*** Opening of Exercise input ***

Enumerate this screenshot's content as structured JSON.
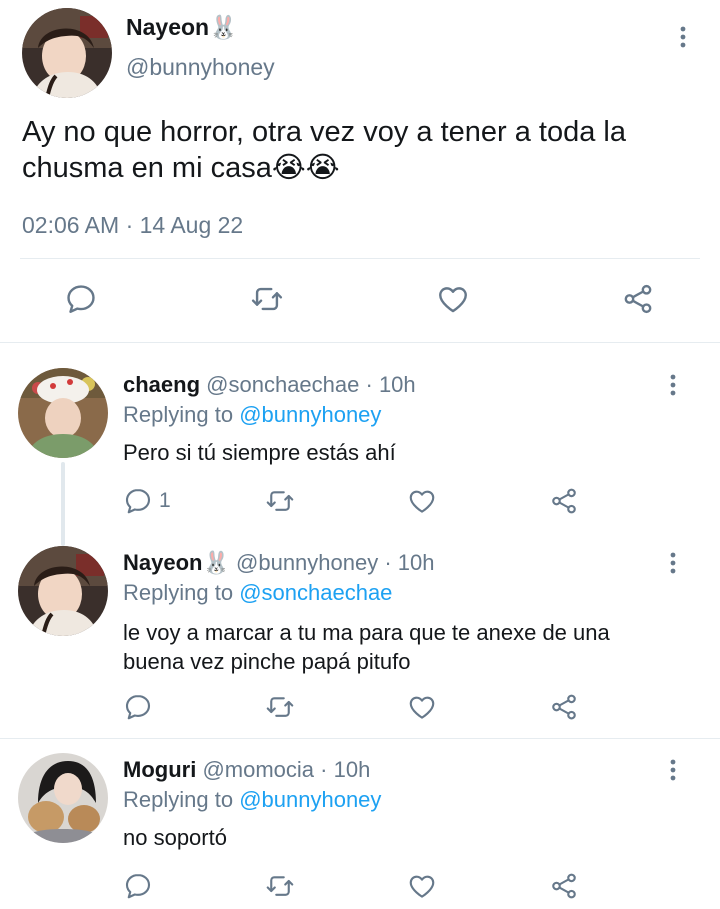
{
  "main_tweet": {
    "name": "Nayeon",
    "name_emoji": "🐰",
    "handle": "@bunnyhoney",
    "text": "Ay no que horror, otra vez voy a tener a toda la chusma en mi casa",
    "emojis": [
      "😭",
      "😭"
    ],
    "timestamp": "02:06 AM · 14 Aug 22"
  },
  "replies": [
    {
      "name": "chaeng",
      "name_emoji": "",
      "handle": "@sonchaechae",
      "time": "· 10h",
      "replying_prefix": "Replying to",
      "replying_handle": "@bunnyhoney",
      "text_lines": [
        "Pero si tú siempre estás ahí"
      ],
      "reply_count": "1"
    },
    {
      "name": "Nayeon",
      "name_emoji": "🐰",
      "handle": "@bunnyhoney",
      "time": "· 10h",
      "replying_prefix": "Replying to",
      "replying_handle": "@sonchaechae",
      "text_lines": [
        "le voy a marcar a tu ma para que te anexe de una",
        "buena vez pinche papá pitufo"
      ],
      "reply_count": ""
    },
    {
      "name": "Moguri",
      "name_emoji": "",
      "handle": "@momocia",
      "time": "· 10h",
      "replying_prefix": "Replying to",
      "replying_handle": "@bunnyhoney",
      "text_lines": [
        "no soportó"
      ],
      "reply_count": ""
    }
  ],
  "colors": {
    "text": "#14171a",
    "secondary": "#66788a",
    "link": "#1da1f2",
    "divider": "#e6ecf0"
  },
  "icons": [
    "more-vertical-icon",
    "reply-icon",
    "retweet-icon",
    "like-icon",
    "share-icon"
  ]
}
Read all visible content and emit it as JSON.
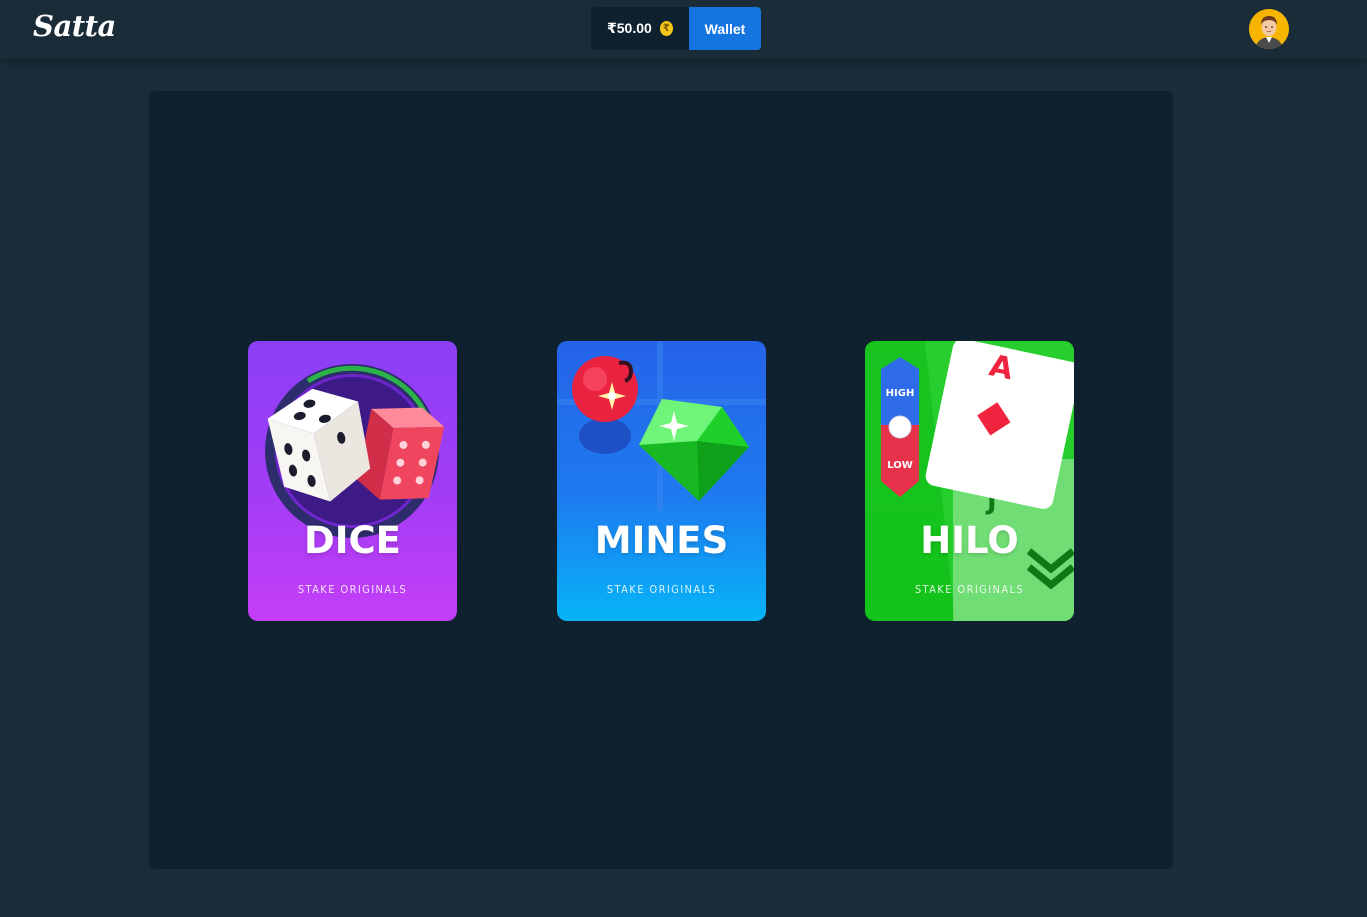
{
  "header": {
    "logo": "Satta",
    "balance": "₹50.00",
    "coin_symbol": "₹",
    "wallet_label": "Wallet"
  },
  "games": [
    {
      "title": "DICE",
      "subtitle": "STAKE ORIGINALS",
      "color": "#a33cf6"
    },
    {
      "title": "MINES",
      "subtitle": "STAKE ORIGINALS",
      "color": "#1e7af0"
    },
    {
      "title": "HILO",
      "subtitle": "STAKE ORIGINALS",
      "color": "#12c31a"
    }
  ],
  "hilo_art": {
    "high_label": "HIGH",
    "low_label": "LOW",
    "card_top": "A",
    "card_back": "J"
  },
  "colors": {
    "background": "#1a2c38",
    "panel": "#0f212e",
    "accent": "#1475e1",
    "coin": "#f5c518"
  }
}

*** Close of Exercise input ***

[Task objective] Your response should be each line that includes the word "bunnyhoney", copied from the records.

[Written answer]
    "handle": "@bunnyhoney",
      "replying_handle": "@bunnyhoney",
      "handle": "@bunnyhoney",
      "replying_handle": "@bunnyhoney",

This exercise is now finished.